Crew member looks at a taxing F/A-18 fighter jet on the deck of the USS Abraham Lincoln aircraft carrier

AP Photo/Jon Gambrell

Analysis & Opinions - The New York Times

Trump’s Twists on Confronting Iran Confound Allies in Europe

| June 07, 2019

President Trump and his aides have sent a dizzying, seemingly conflicting set of messages to Iran in recent weeks, ordering more troops to the Middle East and a carrier to the Arabian Sea as military threats even while declaring that Washington is seeking new negotiations, not war.

Iranian demonstrators in Tehran, Iran

Tasnim

Analysis & Opinions - Aljazeera

Why Trump's strategy against Iran is likely to fail

| June 05, 2019

While Iranians are suffering from the economic crisis, the US "maximum pressure" strategy is compelling them to rally around the flag, rather than try to "take down the regime". This is not only because the cultural value of resistance is relatively high, but also because the more the Iranian leadership resists foreign pressure, the more legitimacy it gains.

President Donald Trump and Israeli Prime Minister Benjamin Netanyahu

Reuters

Analysis & Opinions - Los Angeles Times

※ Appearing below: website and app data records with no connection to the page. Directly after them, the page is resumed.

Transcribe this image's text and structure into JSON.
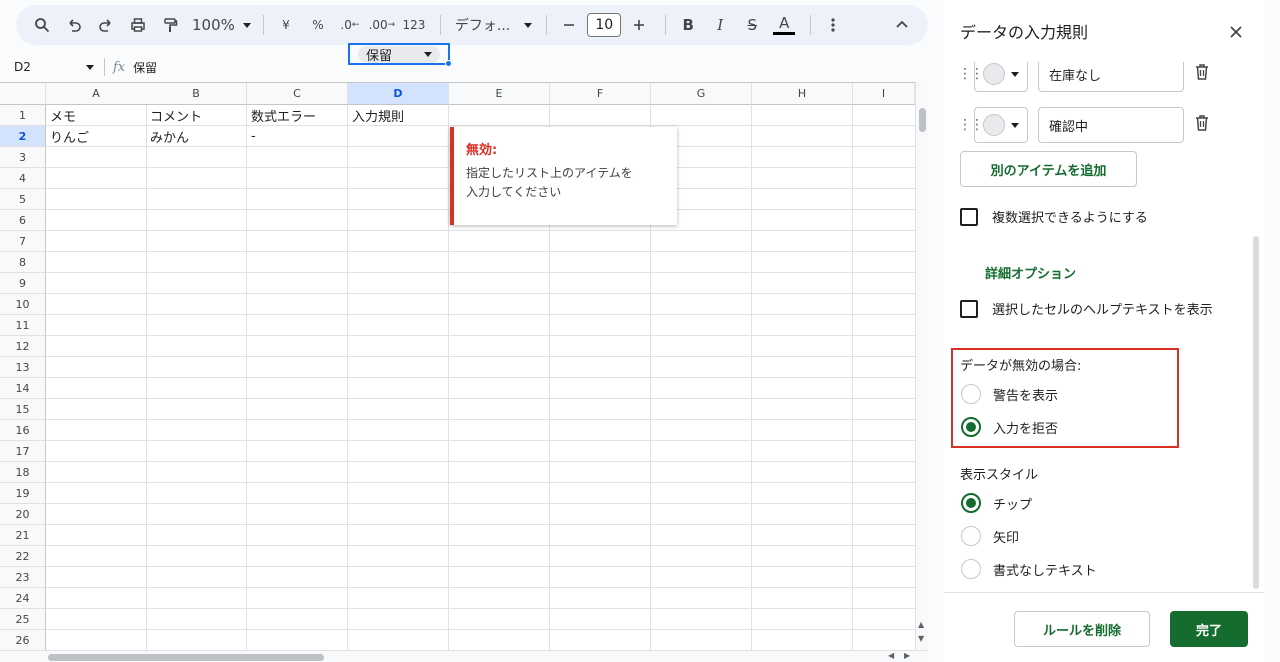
{
  "toolbar": {
    "zoom": "100%",
    "currency": "¥",
    "percent": "%",
    "dec_decrease": ".0",
    "dec_increase": ".00",
    "format_more": "123",
    "font": "デフォ...",
    "font_size": "10",
    "bold": "B",
    "italic": "I",
    "strike": "S",
    "text_color": "A"
  },
  "formula_bar": {
    "cell_ref": "D2",
    "value": "保留"
  },
  "columns": [
    "A",
    "B",
    "C",
    "D",
    "E",
    "F",
    "G",
    "H",
    "I"
  ],
  "selected_column": "D",
  "rows": [
    "1",
    "2",
    "3",
    "4",
    "5",
    "6",
    "7",
    "8",
    "9",
    "10",
    "11",
    "12",
    "13",
    "14",
    "15",
    "16",
    "17",
    "18",
    "19",
    "20",
    "21",
    "22",
    "23",
    "24",
    "25",
    "26"
  ],
  "selected_row": "2",
  "cells": {
    "A1": "メモ",
    "B1": "コメント",
    "C1": "数式エラー",
    "D1": "入力規則",
    "A2": "りんご",
    "B2": "みかん",
    "C2": "-",
    "D2": "保留"
  },
  "tooltip": {
    "title": "無効:",
    "line1": "指定したリスト上のアイテムを",
    "line2": "入力してください"
  },
  "panel": {
    "title": "データの入力規則",
    "items": [
      "在庫なし",
      "確認中"
    ],
    "add_item": "別のアイテムを追加",
    "multi_select": "複数選択できるようにする",
    "advanced_options": "詳細オプション",
    "help_text": "選択したセルのヘルプテキストを表示",
    "invalid_label": "データが無効の場合:",
    "invalid_options": [
      "警告を表示",
      "入力を拒否"
    ],
    "invalid_selected": "入力を拒否",
    "style_label": "表示スタイル",
    "style_options": [
      "チップ",
      "矢印",
      "書式なしテキスト"
    ],
    "style_selected": "チップ",
    "delete_rule": "ルールを削除",
    "done": "完了"
  },
  "colors": {
    "accent": "#146c2e",
    "error": "#d93025",
    "selection": "#1a73e8"
  }
}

Trump’s Still-Murky Israeli-Palestinian Peace Plan Already Meeting Stiff Opposition

| May 27, 2019

After numerous false starts, the Trump administration is finally preparing to unveil its long-promised Mideast peace plan in coming weeks, and initial indications suggest it is aimed at pleasing Israel while offering financial incentives to the Palestinians but no pathway to statehood, their primary demand.

Professor Nicholas Burns addresses the Versailles conference-goers

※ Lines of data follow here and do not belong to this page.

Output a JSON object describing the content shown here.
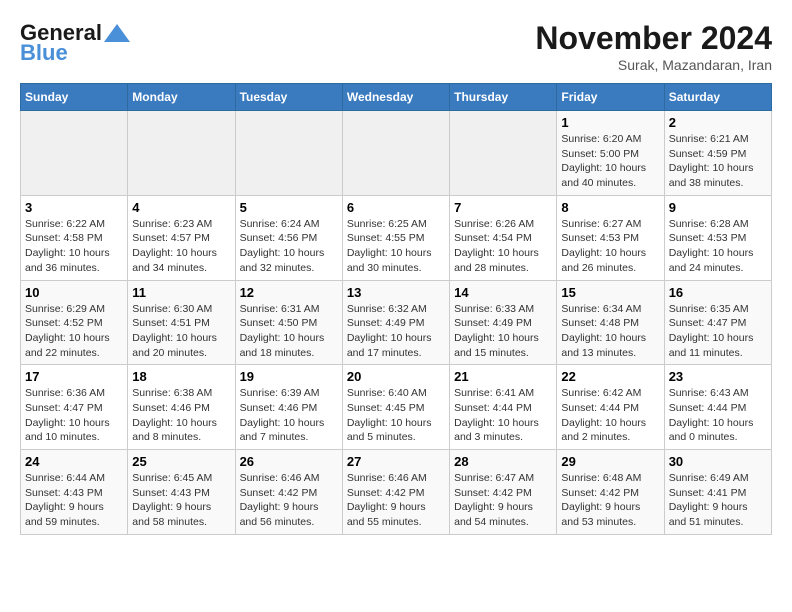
{
  "header": {
    "logo_general": "General",
    "logo_blue": "Blue",
    "month_title": "November 2024",
    "subtitle": "Surak, Mazandaran, Iran"
  },
  "days_of_week": [
    "Sunday",
    "Monday",
    "Tuesday",
    "Wednesday",
    "Thursday",
    "Friday",
    "Saturday"
  ],
  "weeks": [
    [
      {
        "day": "",
        "info": ""
      },
      {
        "day": "",
        "info": ""
      },
      {
        "day": "",
        "info": ""
      },
      {
        "day": "",
        "info": ""
      },
      {
        "day": "",
        "info": ""
      },
      {
        "day": "1",
        "info": "Sunrise: 6:20 AM\nSunset: 5:00 PM\nDaylight: 10 hours and 40 minutes."
      },
      {
        "day": "2",
        "info": "Sunrise: 6:21 AM\nSunset: 4:59 PM\nDaylight: 10 hours and 38 minutes."
      }
    ],
    [
      {
        "day": "3",
        "info": "Sunrise: 6:22 AM\nSunset: 4:58 PM\nDaylight: 10 hours and 36 minutes."
      },
      {
        "day": "4",
        "info": "Sunrise: 6:23 AM\nSunset: 4:57 PM\nDaylight: 10 hours and 34 minutes."
      },
      {
        "day": "5",
        "info": "Sunrise: 6:24 AM\nSunset: 4:56 PM\nDaylight: 10 hours and 32 minutes."
      },
      {
        "day": "6",
        "info": "Sunrise: 6:25 AM\nSunset: 4:55 PM\nDaylight: 10 hours and 30 minutes."
      },
      {
        "day": "7",
        "info": "Sunrise: 6:26 AM\nSunset: 4:54 PM\nDaylight: 10 hours and 28 minutes."
      },
      {
        "day": "8",
        "info": "Sunrise: 6:27 AM\nSunset: 4:53 PM\nDaylight: 10 hours and 26 minutes."
      },
      {
        "day": "9",
        "info": "Sunrise: 6:28 AM\nSunset: 4:53 PM\nDaylight: 10 hours and 24 minutes."
      }
    ],
    [
      {
        "day": "10",
        "info": "Sunrise: 6:29 AM\nSunset: 4:52 PM\nDaylight: 10 hours and 22 minutes."
      },
      {
        "day": "11",
        "info": "Sunrise: 6:30 AM\nSunset: 4:51 PM\nDaylight: 10 hours and 20 minutes."
      },
      {
        "day": "12",
        "info": "Sunrise: 6:31 AM\nSunset: 4:50 PM\nDaylight: 10 hours and 18 minutes."
      },
      {
        "day": "13",
        "info": "Sunrise: 6:32 AM\nSunset: 4:49 PM\nDaylight: 10 hours and 17 minutes."
      },
      {
        "day": "14",
        "info": "Sunrise: 6:33 AM\nSunset: 4:49 PM\nDaylight: 10 hours and 15 minutes."
      },
      {
        "day": "15",
        "info": "Sunrise: 6:34 AM\nSunset: 4:48 PM\nDaylight: 10 hours and 13 minutes."
      },
      {
        "day": "16",
        "info": "Sunrise: 6:35 AM\nSunset: 4:47 PM\nDaylight: 10 hours and 11 minutes."
      }
    ],
    [
      {
        "day": "17",
        "info": "Sunrise: 6:36 AM\nSunset: 4:47 PM\nDaylight: 10 hours and 10 minutes."
      },
      {
        "day": "18",
        "info": "Sunrise: 6:38 AM\nSunset: 4:46 PM\nDaylight: 10 hours and 8 minutes."
      },
      {
        "day": "19",
        "info": "Sunrise: 6:39 AM\nSunset: 4:46 PM\nDaylight: 10 hours and 7 minutes."
      },
      {
        "day": "20",
        "info": "Sunrise: 6:40 AM\nSunset: 4:45 PM\nDaylight: 10 hours and 5 minutes."
      },
      {
        "day": "21",
        "info": "Sunrise: 6:41 AM\nSunset: 4:44 PM\nDaylight: 10 hours and 3 minutes."
      },
      {
        "day": "22",
        "info": "Sunrise: 6:42 AM\nSunset: 4:44 PM\nDaylight: 10 hours and 2 minutes."
      },
      {
        "day": "23",
        "info": "Sunrise: 6:43 AM\nSunset: 4:44 PM\nDaylight: 10 hours and 0 minutes."
      }
    ],
    [
      {
        "day": "24",
        "info": "Sunrise: 6:44 AM\nSunset: 4:43 PM\nDaylight: 9 hours and 59 minutes."
      },
      {
        "day": "25",
        "info": "Sunrise: 6:45 AM\nSunset: 4:43 PM\nDaylight: 9 hours and 58 minutes."
      },
      {
        "day": "26",
        "info": "Sunrise: 6:46 AM\nSunset: 4:42 PM\nDaylight: 9 hours and 56 minutes."
      },
      {
        "day": "27",
        "info": "Sunrise: 6:46 AM\nSunset: 4:42 PM\nDaylight: 9 hours and 55 minutes."
      },
      {
        "day": "28",
        "info": "Sunrise: 6:47 AM\nSunset: 4:42 PM\nDaylight: 9 hours and 54 minutes."
      },
      {
        "day": "29",
        "info": "Sunrise: 6:48 AM\nSunset: 4:42 PM\nDaylight: 9 hours and 53 minutes."
      },
      {
        "day": "30",
        "info": "Sunrise: 6:49 AM\nSunset: 4:41 PM\nDaylight: 9 hours and 51 minutes."
      }
    ]
  ]
}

American University in Paris

Speech

Remarks by Ambassador (ret.) Nicholas Burns: Conference on Versailles 1919-2019

| May 25, 2019

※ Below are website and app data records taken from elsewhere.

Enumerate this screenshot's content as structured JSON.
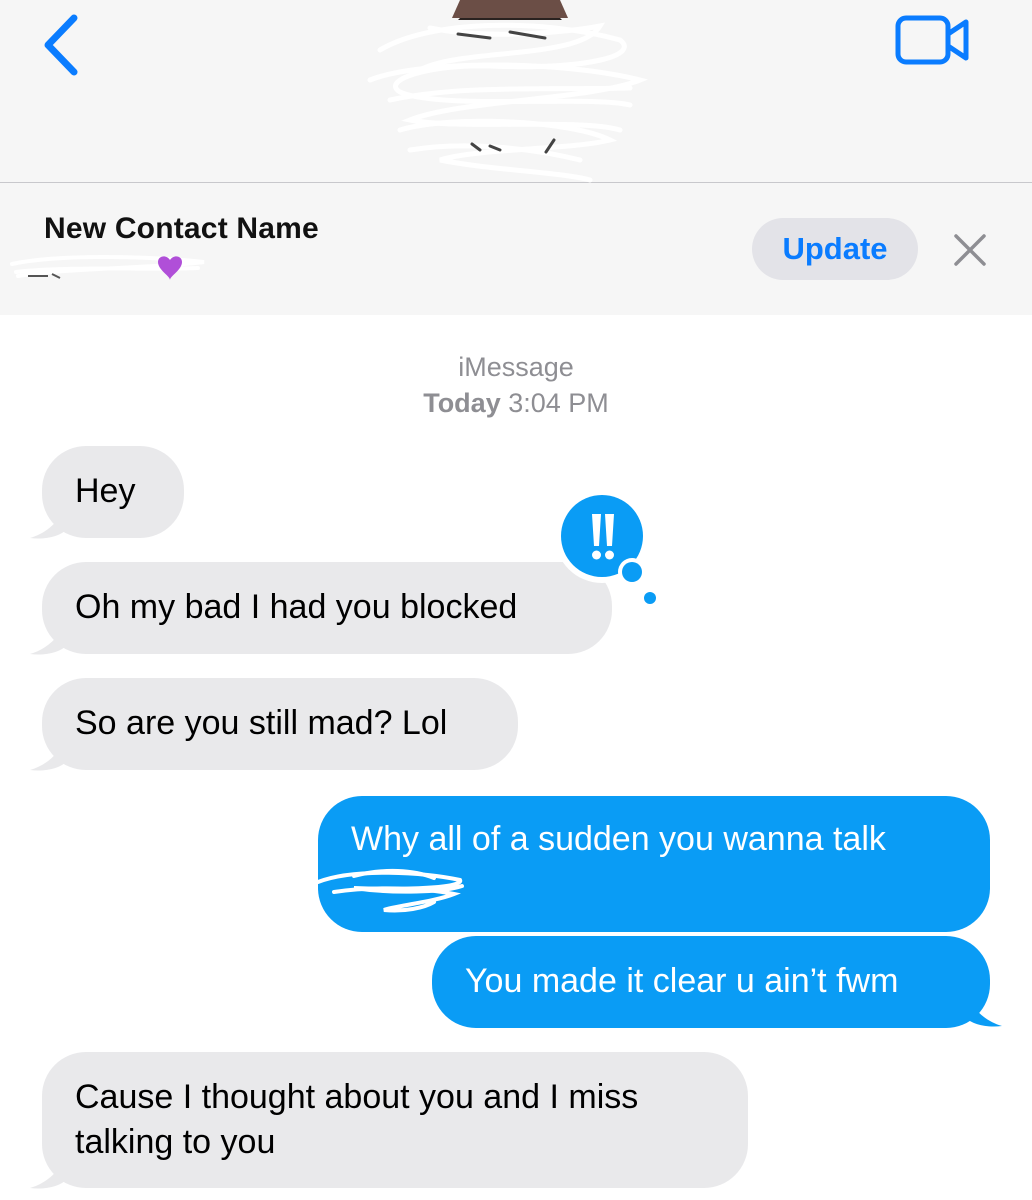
{
  "header": {
    "back_icon": "chevron-left-icon",
    "video_icon": "video-camera-icon",
    "accent_color": "#0a7cff"
  },
  "banner": {
    "title": "New Contact Name",
    "update_label": "Update",
    "close_icon": "close-x-icon"
  },
  "conversation": {
    "service": "iMessage",
    "timestamp_day": "Today",
    "timestamp_time": "3:04 PM"
  },
  "messages": [
    {
      "from": "them",
      "text": "Hey"
    },
    {
      "from": "them",
      "text": "Oh my bad I had you blocked",
      "tapback": "!!"
    },
    {
      "from": "them",
      "text": "So are you still mad? Lol"
    },
    {
      "from": "me",
      "text": "Why all of a sudden you wanna talk"
    },
    {
      "from": "me",
      "text": "You made it clear u ain’t fwm"
    },
    {
      "from": "them",
      "text": "Cause I thought about you and I miss",
      "text2": "talking to you"
    }
  ],
  "colors": {
    "incoming_bubble": "#e9e9eb",
    "outgoing_bubble": "#0a9cf5",
    "tapback": "#0a9cf5"
  }
}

I saw first-hand the value of our alliance with Europe on 9/11 when I was the new American Ambassador to the Alliance.  When we were hit hard in New York and Washington D.C., the allied Ambassadors came to me in Brussels that afternoon to pledge their support for us when we needed them most.  They pledged to invoke the alliance’s collective defense clause—Article 5 of the NATO Treaty—that an attack on one would be considered an attack on all.

A traditional Iranian bazaar in the city of Kashan

Wikicommons

Analysis & Opinions - The Hill

Can Iran Weather the Trump Storm?

| May 03, 2019

In the past 10 years, oil exports have averaged about $67 billion in Iran. Last year, they dropped by two-thirds, and they are expected to drop below $30 billion this year.  There are reasons to believe that, with appropriate policies, the country can live with this level of oil exports, albeit at a reduced standard of living, and even do itself some good in the long run by reducing its dependence on oil.

Iran has been there before. In 2012, when President Obama ratcheted up U.S. sanctions against Iran, oil exports dropped by 27.5 percent, and GDP fell by 6.2 percent. In 2015, sanctions and the collapse of oil prices further reduced oil exports to $32 billion, a decade-long low, and GDP declined by 1.6 percent. If Iran’s leadership is to successfully resist U.S. demands, it must do more than find ways to evade sanctions. A lot depends on its ability to adopt a plan that reduces the economy’s dependence on oil, while distributing the burden of restructuring equitably across social groups.